Learning outcomes

On watching this video, students should be able to:

  1. Describe the abstract idea of a sampling distribution and how it reflects the sample to sample variability of a sample statistic or point estimate.
  2. Identify the standard error as the standard deviation of the sampling distribution and explain how it is a measure of the precision of a point estimate or sampling variability.
  3. Distinguish between the uses of the standard deviation and uses of the standard error.
  4. Infer that although the sampling distribution is a theoretical construct that we never empirically observe, we can estimate the precision of a point estimate using the standard error which is estimated from a single solitary sample.
  5. Confirm that larger samples will contain less sampling variation and thus offer a more precise point estimate, and that larger samples are more likely to be closer to the true population value (assuming there is no systematic bias).

A thought experiment about sampling distributions:

  • Imagine you take a random sample of individuals from a target population, measure something and then calculate a sample statistic, the “mean” let’s say. You calculate the mean in the sample because what you really want to know is the mean in the population, and the sample mean is a point estimate of this population parameter.

  • Imagine you take another independent random sample and calculate another mean, it is highly likely it would be different to the first mean because it is a different sample - the sample was selected completely independently of the first sample, and individuals were selected by a random process.

  • Imagine you keep doing this over and over again, each time calculating a mean and recording its value. The sample means would vary from sample to sample and you could plot their distribution with a histogram. We call this distribution the sampling distribution. We call it sampl-ing because it is the distribution from “sampl-ing” lots of times. This is different to the “sample” distribution which is the distribution of the observed data.

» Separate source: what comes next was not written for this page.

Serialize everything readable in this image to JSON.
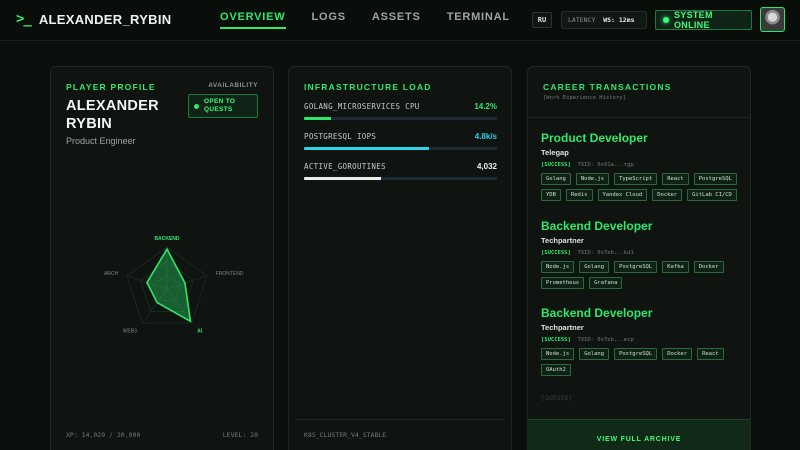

  • The spread or standard deviation of this sampling distribution would capture the sample-to-sample variability of your estimate of the population mean. It would thus be a measure of the amount of uncertainty in your estimate of the population mean or “sampling variation” or “sampling error”. You can also see it as a measure of precision of the point estimate, in this case the mean.

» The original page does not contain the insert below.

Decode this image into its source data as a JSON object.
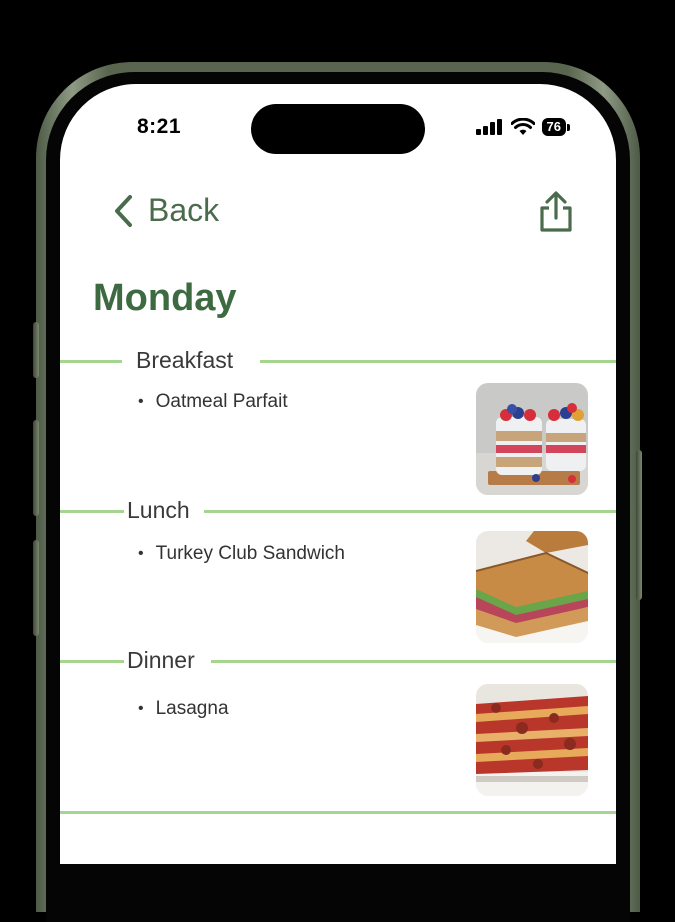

  • You might imagine that means calculated from bigger samples would vary less from sample to sample, and likewise, that means calculated from samples taken from populations with less variation, would vary less from sample to sample. This would mean more precise point estimates.

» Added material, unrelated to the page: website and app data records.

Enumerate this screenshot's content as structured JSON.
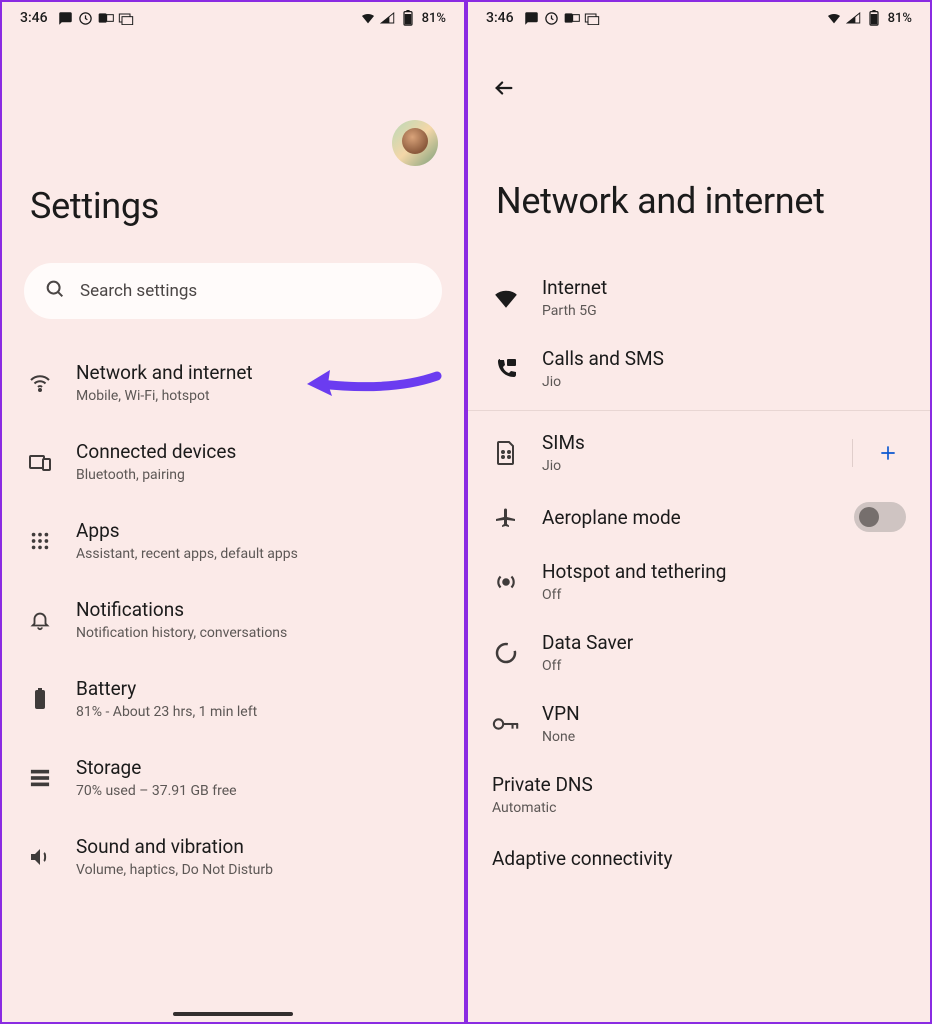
{
  "status": {
    "time": "3:46",
    "battery": "81%"
  },
  "left": {
    "title": "Settings",
    "search_placeholder": "Search settings",
    "items": [
      {
        "title": "Network and internet",
        "sub": "Mobile, Wi-Fi, hotspot"
      },
      {
        "title": "Connected devices",
        "sub": "Bluetooth, pairing"
      },
      {
        "title": "Apps",
        "sub": "Assistant, recent apps, default apps"
      },
      {
        "title": "Notifications",
        "sub": "Notification history, conversations"
      },
      {
        "title": "Battery",
        "sub": "81% - About 23 hrs, 1 min left"
      },
      {
        "title": "Storage",
        "sub": "70% used – 37.91 GB free"
      },
      {
        "title": "Sound and vibration",
        "sub": "Volume, haptics, Do Not Disturb"
      }
    ]
  },
  "right": {
    "title": "Network and internet",
    "items": [
      {
        "title": "Internet",
        "sub": "Parth 5G"
      },
      {
        "title": "Calls and SMS",
        "sub": "Jio"
      },
      {
        "title": "SIMs",
        "sub": "Jio"
      },
      {
        "title": "Aeroplane mode",
        "sub": ""
      },
      {
        "title": "Hotspot and tethering",
        "sub": "Off"
      },
      {
        "title": "Data Saver",
        "sub": "Off"
      },
      {
        "title": "VPN",
        "sub": "None"
      },
      {
        "title": "Private DNS",
        "sub": "Automatic"
      },
      {
        "title": "Adaptive connectivity",
        "sub": ""
      }
    ]
  }
}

  • We call the standard deviation of the sampl-ing distribution the “standard error” to distinguish it from the standard deviation of the sample distribution. You might find it helpful to remember this by interpreting the word “error” in standard error as reflecting sampling “error”.

  • You've had to imagine all this because we almost always do only one experiment or take only one sample, so we never observe the sampling distribution. A sampling distribution is abstract, it describes variability from sample to sample, not across a sample.

Uses of the sampling distribution:

  • Since we often want to draw conclusions about something in a population based on only one sample, understanding how our sample statistics vary from sample to sample, as captured by the standard error, is really useful. It allows us to answer questions such as: what is a plausible range of values for the mean in this population given the mean that I have observed in this particular sample? What is the probability of seeing a difference in means between these two treatment groups as big as I have observed just due to chance? Does my study provide any evidence for changing best practice?